▸ **THE TASK**
Return only those lines of the listing that hold the word "title".

▸ **THE INPUT**
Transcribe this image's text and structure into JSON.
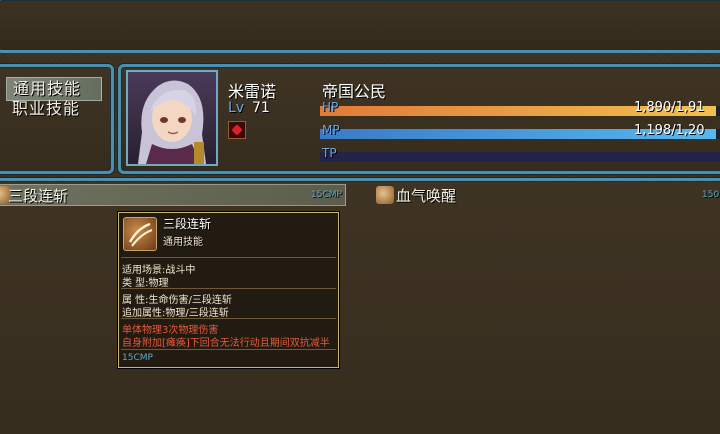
{
  "commands": [
    "通用技能",
    "职业技能"
  ],
  "selected_command": 0,
  "actor": {
    "name": "米雷诺",
    "level_label": "Lv",
    "level": "71",
    "class": "帝国公民",
    "hp_label": "HP",
    "hp_text": "1,890/1,91",
    "hp_ratio": 0.99,
    "mp_label": "MP",
    "mp_text": "1,198/1,20",
    "mp_ratio": 0.99,
    "tp_label": "TP",
    "tp_ratio": 0.0
  },
  "skills": [
    {
      "name": "三段连斩",
      "cost": "15CMP"
    },
    {
      "name": "血气唤醒",
      "cost": "150"
    }
  ],
  "tooltip": {
    "name": "三段连斩",
    "category": "通用技能",
    "scene": "适用场景:战斗中",
    "type": "类    型:物理",
    "attribute": "属    性:生命伤害/三段连斩",
    "extra_attribute": "追加属性:物理/三段连斩",
    "desc1": "单体物理3次物理伤害",
    "desc2": "自身附加[瘫痪]下回合无法行动且期间双抗减半",
    "cost": "15CMP"
  },
  "colors": {
    "hp_bar": "#e8a04a",
    "mp_bar": "#4aa0e0",
    "tp_bar": "#2a2a55",
    "window_border": "#4a8fae",
    "cost_text": "#5fa8c8",
    "desc_text": "#e65a3a"
  }
}
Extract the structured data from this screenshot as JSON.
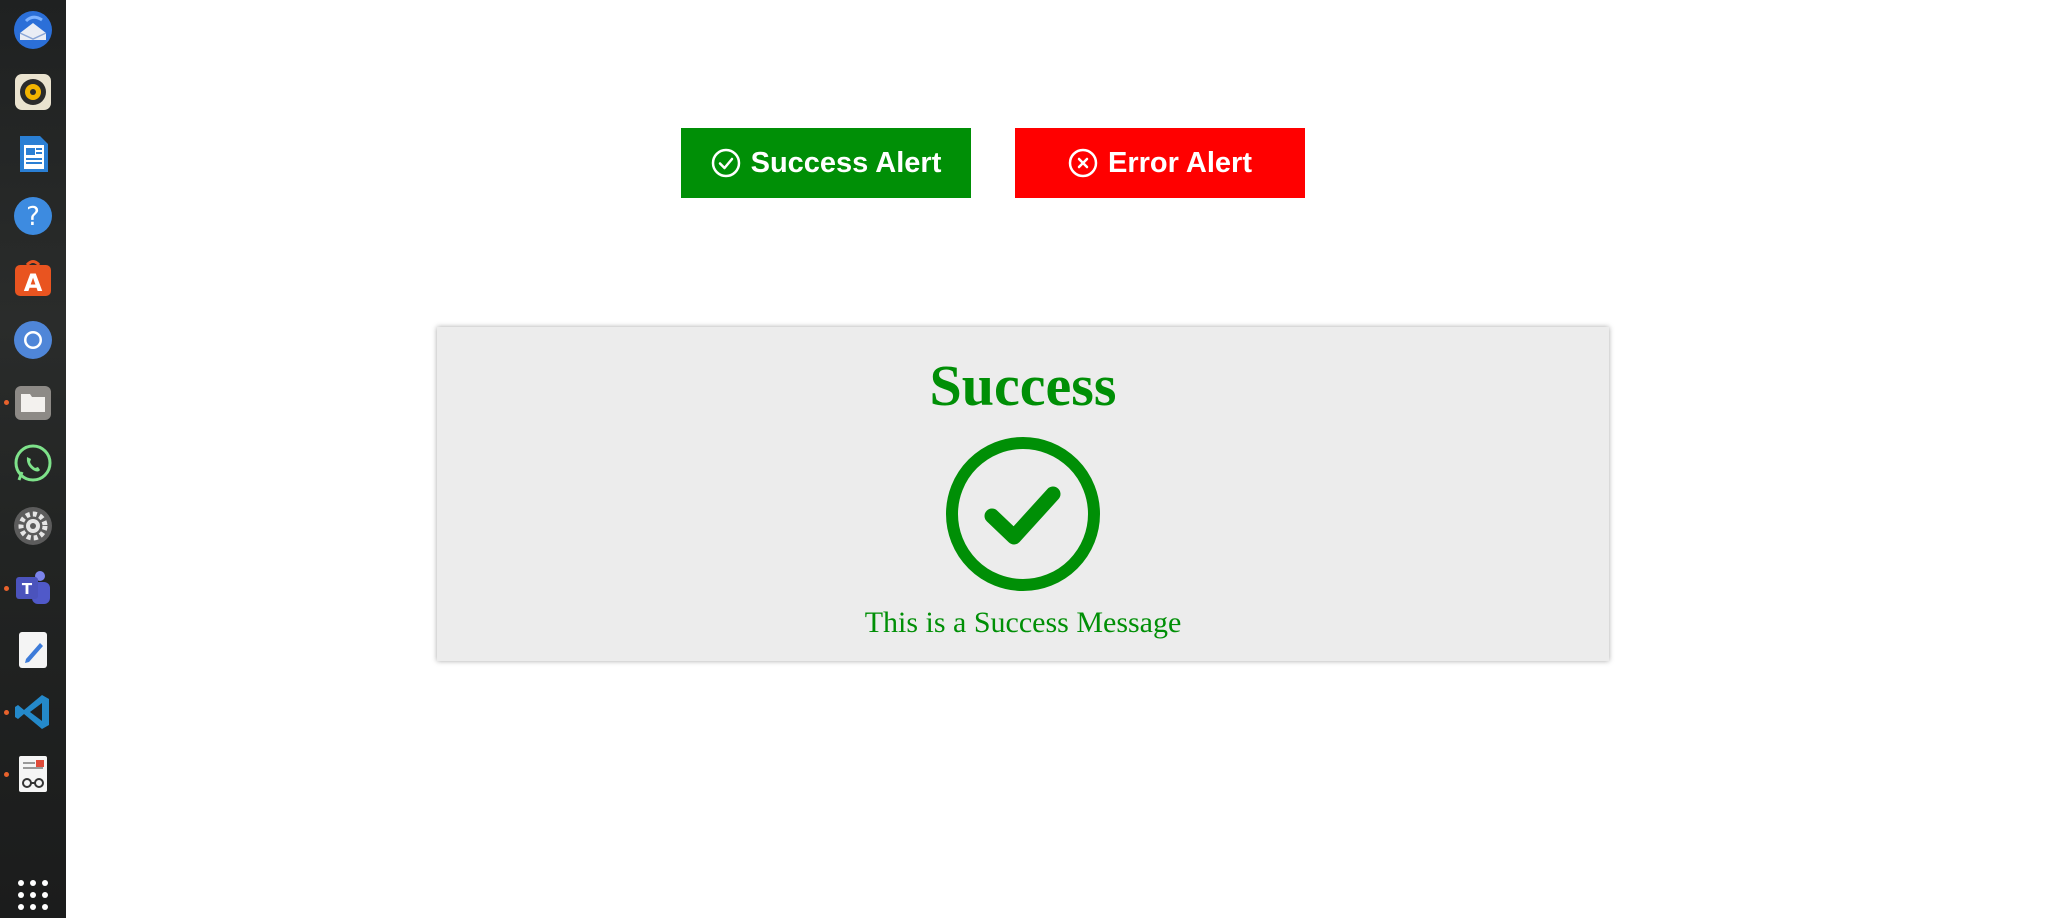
{
  "dock": {
    "items": [
      {
        "name": "thunderbird-icon"
      },
      {
        "name": "rhythmbox-icon"
      },
      {
        "name": "libreoffice-writer-icon"
      },
      {
        "name": "help-icon"
      },
      {
        "name": "app-center-icon"
      },
      {
        "name": "chromium-icon"
      },
      {
        "name": "files-icon"
      },
      {
        "name": "whatsapp-icon"
      },
      {
        "name": "settings-icon"
      },
      {
        "name": "teams-icon"
      },
      {
        "name": "text-editor-icon"
      },
      {
        "name": "vscode-icon"
      },
      {
        "name": "document-viewer-icon"
      }
    ],
    "show_apps": "show-applications-icon"
  },
  "buttons": {
    "success_label": "Success Alert",
    "error_label": "Error Alert"
  },
  "alert": {
    "title": "Success",
    "message": "This is a Success Message",
    "icon": "check-circle-icon"
  },
  "colors": {
    "success": "#008f06",
    "error": "#ff0000",
    "panel_bg": "#ececec"
  }
}
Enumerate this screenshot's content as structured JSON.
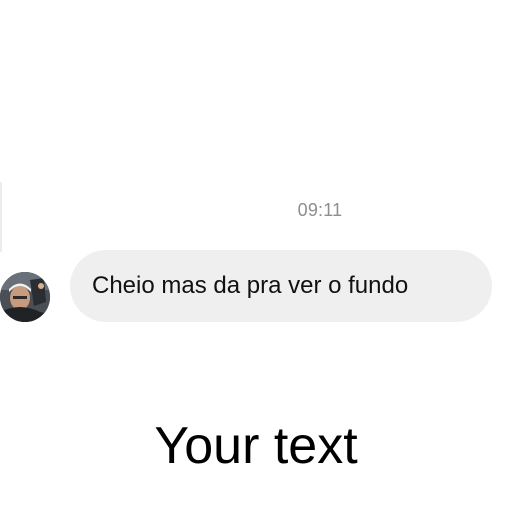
{
  "conversation": {
    "timestamp": "09:11",
    "messages": [
      {
        "text": "Cheio mas da pra ver o fundo",
        "sender": "other"
      }
    ]
  },
  "overlay": {
    "caption": "Your text"
  },
  "colors": {
    "bubble": "#efefef",
    "timestamp": "#8e8e8e",
    "text": "#111111",
    "background": "#ffffff"
  }
}
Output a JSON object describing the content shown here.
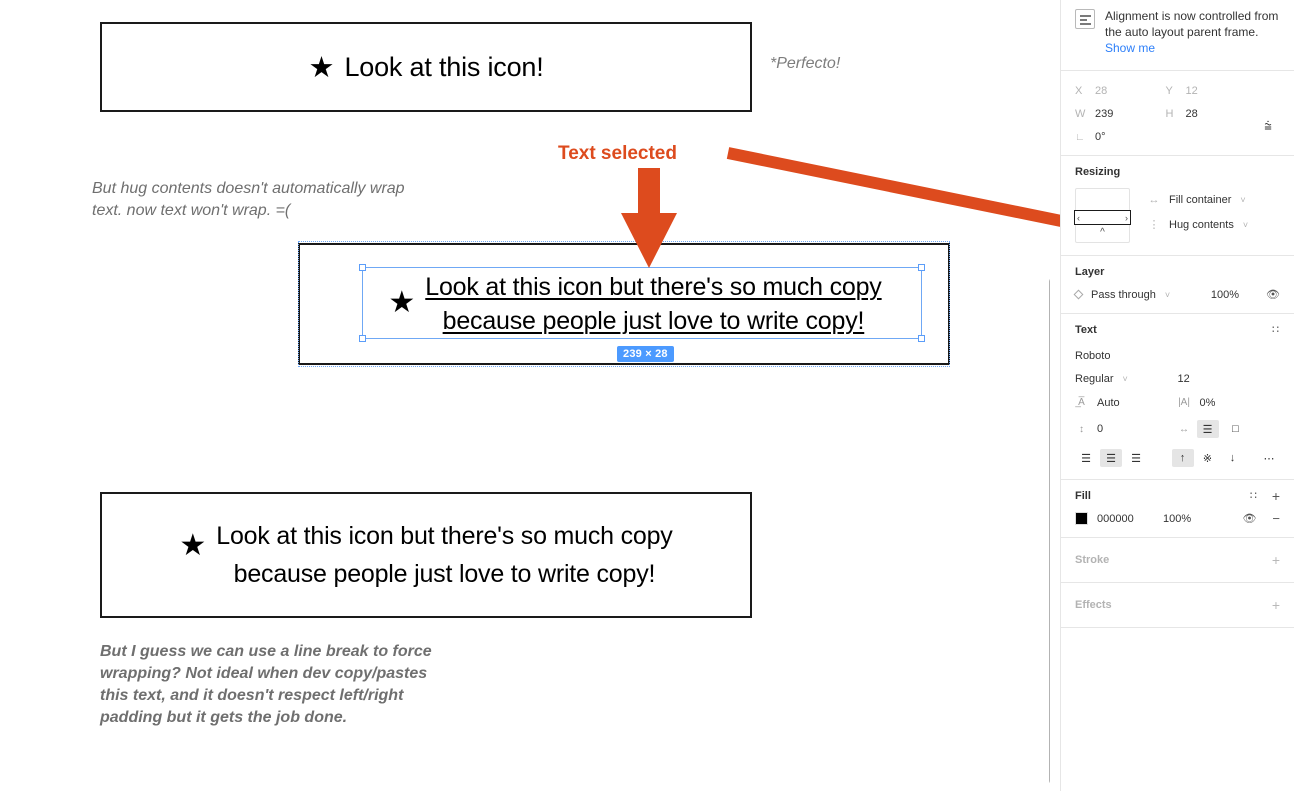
{
  "canvas": {
    "box1": {
      "icon": "star-icon",
      "label": "Look at this icon!"
    },
    "perfecto_note": "*Perfecto!",
    "hug_note": "But hug contents doesn't automatically wrap\ntext. now text won't wrap. =(",
    "box2": {
      "icon": "star-icon",
      "label": "Look at this icon but there's so much copy\nbecause people just love to write copy!",
      "dimension_badge": "239 × 28"
    },
    "box3": {
      "icon": "star-icon",
      "label": "Look at this icon but there's so much copy\nbecause people just love to write copy!"
    },
    "break_note": "But I guess we can use a line break to force\nwrapping? Not ideal when dev copy/pastes\nthis text, and it doesn't respect left/right\npadding but it gets the job done.",
    "annotation": {
      "label": "Text selected",
      "color": "#dd4b1e"
    }
  },
  "panel": {
    "hint": {
      "icon": "align-left-icon",
      "text": "Alignment is now controlled from the auto layout parent frame. ",
      "link": "Show me"
    },
    "position": {
      "x_label": "X",
      "x_value": "28",
      "y_label": "Y",
      "y_value": "12",
      "w_label": "W",
      "w_value": "239",
      "h_label": "H",
      "h_value": "28",
      "rotation_value": "0°"
    },
    "resizing": {
      "title": "Resizing",
      "horizontal": "Fill container",
      "vertical": "Hug contents"
    },
    "layer": {
      "title": "Layer",
      "blend_mode": "Pass through",
      "opacity": "100%"
    },
    "text": {
      "title": "Text",
      "font_family": "Roboto",
      "font_weight": "Regular",
      "font_size": "12",
      "line_height": "Auto",
      "letter_spacing": "0%",
      "paragraph_spacing": "0",
      "align_horizontal": "center",
      "align_vertical": "top"
    },
    "fill": {
      "title": "Fill",
      "hex": "000000",
      "opacity": "100%",
      "color": "#000000"
    },
    "stroke": {
      "title": "Stroke"
    },
    "effects": {
      "title": "Effects"
    }
  }
}
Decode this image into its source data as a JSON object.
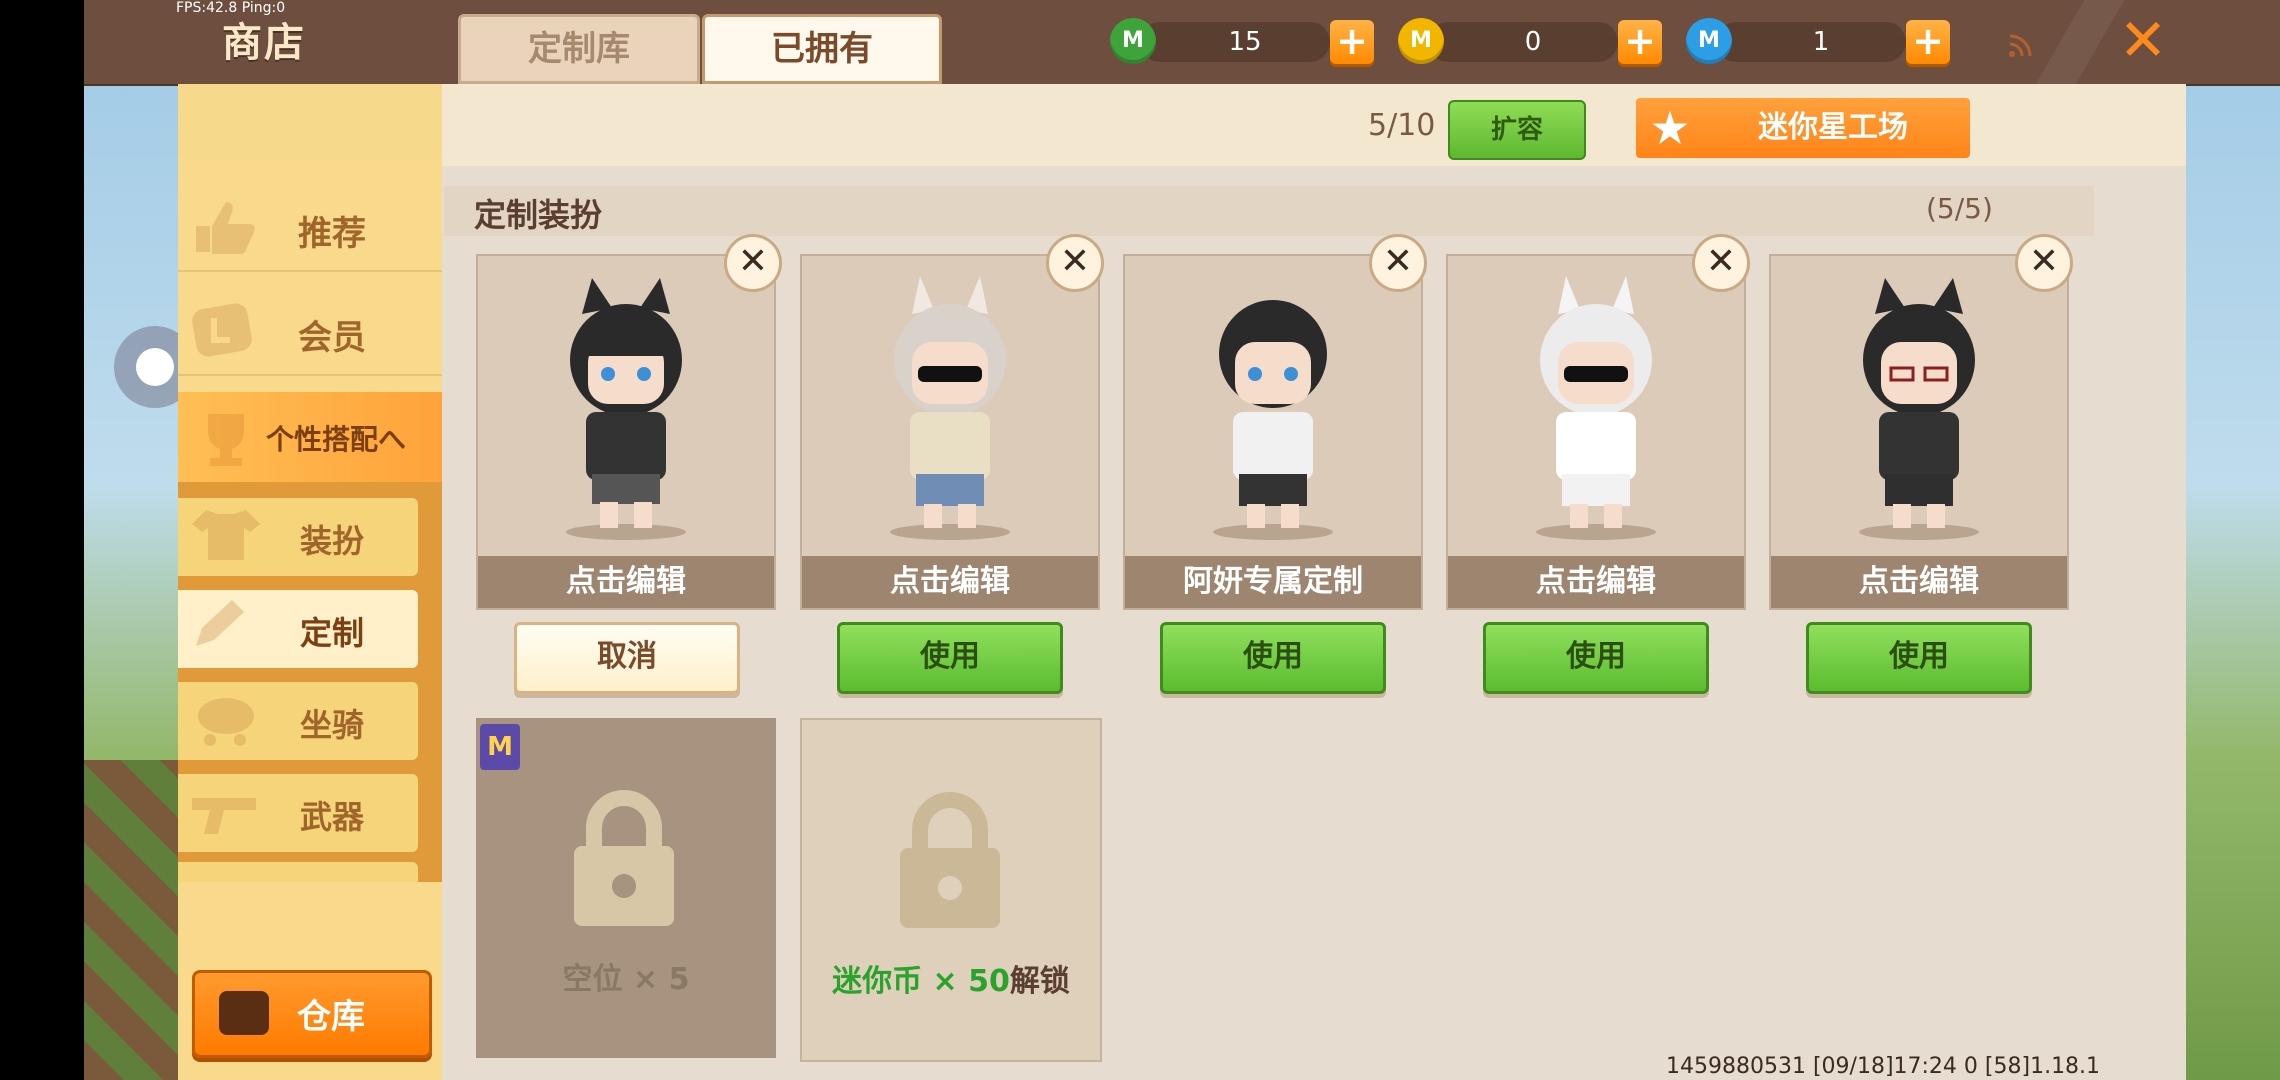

▸ **EXERCISE OUTPUT**
    "title": "Success",
      "title": "Resizing",
      "title": "Layer",
      "title": "Text",
      "title": "Fill",
      "title": "Stroke"
      "title": "Effects"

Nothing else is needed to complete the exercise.